■ Task objective ■
In the listing below, how many lines contain the string "title"? Answer with the number only.

■ Extracted data ■
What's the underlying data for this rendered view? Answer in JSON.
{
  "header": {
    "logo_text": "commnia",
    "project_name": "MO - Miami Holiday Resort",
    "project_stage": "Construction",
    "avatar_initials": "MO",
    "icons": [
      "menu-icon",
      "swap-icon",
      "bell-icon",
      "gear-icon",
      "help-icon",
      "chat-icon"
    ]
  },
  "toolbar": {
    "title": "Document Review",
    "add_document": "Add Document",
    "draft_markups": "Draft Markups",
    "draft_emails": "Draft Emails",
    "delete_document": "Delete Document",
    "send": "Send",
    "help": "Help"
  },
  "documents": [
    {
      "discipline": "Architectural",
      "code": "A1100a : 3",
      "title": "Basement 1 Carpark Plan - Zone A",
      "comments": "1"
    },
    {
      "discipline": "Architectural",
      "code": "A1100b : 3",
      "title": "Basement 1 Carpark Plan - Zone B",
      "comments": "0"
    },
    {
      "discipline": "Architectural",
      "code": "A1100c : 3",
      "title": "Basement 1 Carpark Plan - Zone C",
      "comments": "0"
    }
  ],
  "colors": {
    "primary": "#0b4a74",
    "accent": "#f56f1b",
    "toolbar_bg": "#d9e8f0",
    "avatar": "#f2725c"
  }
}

■ Problem solution ■
4